## DATA EXCERPTS:
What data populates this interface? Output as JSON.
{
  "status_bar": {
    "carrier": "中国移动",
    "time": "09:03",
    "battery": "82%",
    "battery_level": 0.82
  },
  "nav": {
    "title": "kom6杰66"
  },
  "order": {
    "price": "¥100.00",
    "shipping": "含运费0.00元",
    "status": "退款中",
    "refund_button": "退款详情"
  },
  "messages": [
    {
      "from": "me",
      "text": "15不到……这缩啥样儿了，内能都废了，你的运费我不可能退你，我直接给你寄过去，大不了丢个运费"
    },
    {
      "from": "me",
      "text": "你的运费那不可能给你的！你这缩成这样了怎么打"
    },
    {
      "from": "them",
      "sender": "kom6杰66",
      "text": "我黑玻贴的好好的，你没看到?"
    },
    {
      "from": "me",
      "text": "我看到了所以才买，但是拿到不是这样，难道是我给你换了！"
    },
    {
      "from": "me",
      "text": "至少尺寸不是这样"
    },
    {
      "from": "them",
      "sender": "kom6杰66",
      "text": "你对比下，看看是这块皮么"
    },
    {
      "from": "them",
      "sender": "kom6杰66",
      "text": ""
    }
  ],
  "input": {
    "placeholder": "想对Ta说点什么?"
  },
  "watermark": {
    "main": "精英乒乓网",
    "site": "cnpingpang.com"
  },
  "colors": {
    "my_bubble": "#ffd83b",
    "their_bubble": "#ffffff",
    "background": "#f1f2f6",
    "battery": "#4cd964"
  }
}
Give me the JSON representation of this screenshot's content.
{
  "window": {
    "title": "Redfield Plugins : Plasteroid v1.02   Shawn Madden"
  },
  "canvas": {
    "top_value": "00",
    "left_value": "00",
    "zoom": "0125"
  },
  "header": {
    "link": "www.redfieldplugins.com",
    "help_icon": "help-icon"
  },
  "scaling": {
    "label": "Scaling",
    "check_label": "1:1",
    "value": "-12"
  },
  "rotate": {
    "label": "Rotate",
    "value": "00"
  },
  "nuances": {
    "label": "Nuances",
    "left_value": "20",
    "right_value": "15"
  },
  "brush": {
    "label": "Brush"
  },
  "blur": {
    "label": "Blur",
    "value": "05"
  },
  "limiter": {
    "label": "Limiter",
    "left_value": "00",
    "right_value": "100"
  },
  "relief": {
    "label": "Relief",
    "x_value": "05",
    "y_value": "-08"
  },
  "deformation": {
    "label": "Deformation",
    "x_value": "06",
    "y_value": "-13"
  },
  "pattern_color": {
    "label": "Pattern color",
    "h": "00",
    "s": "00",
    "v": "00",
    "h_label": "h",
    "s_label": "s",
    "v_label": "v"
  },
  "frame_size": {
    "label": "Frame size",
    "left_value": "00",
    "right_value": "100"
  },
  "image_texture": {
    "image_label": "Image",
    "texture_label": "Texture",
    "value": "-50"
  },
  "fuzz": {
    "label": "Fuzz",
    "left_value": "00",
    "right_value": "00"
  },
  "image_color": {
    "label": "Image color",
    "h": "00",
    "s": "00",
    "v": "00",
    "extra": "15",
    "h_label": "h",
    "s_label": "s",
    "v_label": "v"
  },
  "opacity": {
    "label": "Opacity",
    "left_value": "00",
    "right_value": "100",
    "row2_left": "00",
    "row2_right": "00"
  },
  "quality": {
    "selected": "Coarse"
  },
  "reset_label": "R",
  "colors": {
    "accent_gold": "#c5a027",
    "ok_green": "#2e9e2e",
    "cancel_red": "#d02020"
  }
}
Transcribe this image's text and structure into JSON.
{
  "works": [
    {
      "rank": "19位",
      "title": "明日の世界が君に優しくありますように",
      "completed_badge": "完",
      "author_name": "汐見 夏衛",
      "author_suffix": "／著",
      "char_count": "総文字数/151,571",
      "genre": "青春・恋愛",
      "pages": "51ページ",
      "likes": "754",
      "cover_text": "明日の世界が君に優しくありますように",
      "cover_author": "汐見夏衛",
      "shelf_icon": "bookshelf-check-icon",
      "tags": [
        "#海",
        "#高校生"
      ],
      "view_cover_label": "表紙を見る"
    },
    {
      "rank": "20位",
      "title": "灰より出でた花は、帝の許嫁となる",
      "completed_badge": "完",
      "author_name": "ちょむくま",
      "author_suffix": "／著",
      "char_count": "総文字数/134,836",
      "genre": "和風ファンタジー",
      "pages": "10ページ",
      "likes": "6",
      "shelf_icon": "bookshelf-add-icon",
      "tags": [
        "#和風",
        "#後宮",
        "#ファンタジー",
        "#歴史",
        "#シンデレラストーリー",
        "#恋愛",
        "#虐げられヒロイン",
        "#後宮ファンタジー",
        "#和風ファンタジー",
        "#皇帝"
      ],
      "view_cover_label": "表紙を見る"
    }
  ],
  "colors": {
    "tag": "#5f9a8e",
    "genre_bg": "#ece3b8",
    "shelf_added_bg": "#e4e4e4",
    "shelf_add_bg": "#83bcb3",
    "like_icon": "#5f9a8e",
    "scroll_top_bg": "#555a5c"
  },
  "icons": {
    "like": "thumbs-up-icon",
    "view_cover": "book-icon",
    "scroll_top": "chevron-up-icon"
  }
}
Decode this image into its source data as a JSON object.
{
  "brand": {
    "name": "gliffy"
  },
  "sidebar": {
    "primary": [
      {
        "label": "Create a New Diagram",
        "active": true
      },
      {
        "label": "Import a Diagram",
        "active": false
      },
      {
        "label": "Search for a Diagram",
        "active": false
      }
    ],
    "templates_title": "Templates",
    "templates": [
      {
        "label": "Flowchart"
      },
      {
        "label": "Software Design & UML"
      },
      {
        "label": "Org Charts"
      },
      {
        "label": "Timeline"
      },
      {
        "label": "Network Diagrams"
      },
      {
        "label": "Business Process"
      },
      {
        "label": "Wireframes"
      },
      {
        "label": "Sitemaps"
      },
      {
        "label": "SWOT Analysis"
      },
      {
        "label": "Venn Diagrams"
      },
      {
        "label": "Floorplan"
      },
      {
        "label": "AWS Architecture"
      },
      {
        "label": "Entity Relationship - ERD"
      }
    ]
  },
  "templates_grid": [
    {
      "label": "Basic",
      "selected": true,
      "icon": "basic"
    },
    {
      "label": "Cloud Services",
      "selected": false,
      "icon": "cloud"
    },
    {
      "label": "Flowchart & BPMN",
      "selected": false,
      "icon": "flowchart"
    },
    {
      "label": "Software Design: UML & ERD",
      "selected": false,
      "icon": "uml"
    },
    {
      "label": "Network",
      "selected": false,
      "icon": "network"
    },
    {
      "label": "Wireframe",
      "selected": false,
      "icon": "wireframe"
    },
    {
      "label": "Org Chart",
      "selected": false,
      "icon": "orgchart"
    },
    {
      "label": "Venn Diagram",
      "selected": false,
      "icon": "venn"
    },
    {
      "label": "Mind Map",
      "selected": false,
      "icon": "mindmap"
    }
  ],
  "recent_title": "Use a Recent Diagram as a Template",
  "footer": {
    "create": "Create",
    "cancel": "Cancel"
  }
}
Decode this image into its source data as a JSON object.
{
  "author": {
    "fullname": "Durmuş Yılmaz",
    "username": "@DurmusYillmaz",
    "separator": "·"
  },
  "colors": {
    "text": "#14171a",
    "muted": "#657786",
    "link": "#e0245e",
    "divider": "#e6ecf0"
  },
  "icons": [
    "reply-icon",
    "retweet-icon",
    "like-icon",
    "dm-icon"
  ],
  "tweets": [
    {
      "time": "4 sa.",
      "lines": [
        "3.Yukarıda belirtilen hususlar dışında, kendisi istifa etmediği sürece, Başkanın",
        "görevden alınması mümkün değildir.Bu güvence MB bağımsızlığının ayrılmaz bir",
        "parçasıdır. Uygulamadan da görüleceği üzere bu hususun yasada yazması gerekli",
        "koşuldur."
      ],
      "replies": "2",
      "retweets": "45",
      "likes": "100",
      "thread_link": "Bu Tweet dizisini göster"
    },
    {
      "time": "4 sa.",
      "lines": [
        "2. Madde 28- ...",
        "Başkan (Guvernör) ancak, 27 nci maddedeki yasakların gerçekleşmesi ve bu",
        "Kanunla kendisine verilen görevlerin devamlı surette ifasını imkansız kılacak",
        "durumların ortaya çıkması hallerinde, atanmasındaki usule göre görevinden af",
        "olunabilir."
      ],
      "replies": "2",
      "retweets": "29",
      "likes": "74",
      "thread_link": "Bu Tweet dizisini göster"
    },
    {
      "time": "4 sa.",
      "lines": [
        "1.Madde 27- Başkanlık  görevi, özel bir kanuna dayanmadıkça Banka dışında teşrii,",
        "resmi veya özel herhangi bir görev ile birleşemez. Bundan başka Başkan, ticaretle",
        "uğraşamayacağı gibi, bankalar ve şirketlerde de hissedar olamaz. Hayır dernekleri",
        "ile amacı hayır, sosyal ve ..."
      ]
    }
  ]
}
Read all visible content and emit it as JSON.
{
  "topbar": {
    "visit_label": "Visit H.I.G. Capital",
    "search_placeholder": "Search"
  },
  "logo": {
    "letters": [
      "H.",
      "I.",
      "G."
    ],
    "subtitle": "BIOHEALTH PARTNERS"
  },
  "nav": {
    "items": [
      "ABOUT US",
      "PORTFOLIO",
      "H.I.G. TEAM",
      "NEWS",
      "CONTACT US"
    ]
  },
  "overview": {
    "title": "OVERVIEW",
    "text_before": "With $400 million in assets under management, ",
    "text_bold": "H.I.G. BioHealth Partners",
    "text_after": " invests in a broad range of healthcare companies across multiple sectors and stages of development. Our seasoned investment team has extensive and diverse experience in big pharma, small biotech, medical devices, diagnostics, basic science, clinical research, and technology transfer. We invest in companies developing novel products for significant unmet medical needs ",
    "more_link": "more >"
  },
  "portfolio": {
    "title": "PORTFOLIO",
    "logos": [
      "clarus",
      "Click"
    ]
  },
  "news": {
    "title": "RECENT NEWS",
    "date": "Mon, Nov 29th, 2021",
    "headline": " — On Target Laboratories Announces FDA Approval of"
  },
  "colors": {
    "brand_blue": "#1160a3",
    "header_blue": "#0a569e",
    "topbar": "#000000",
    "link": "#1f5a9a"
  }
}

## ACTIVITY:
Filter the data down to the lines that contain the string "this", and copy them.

## YOUR RESPONSE:
What data populates this interface? Output as JSON.
Give me the JSON representation of this screenshot's content.
Transcribe this image's text and structure into JSON.
Decode this image into its source data as a JSON object.
Decode this image into its source data as a JSON object.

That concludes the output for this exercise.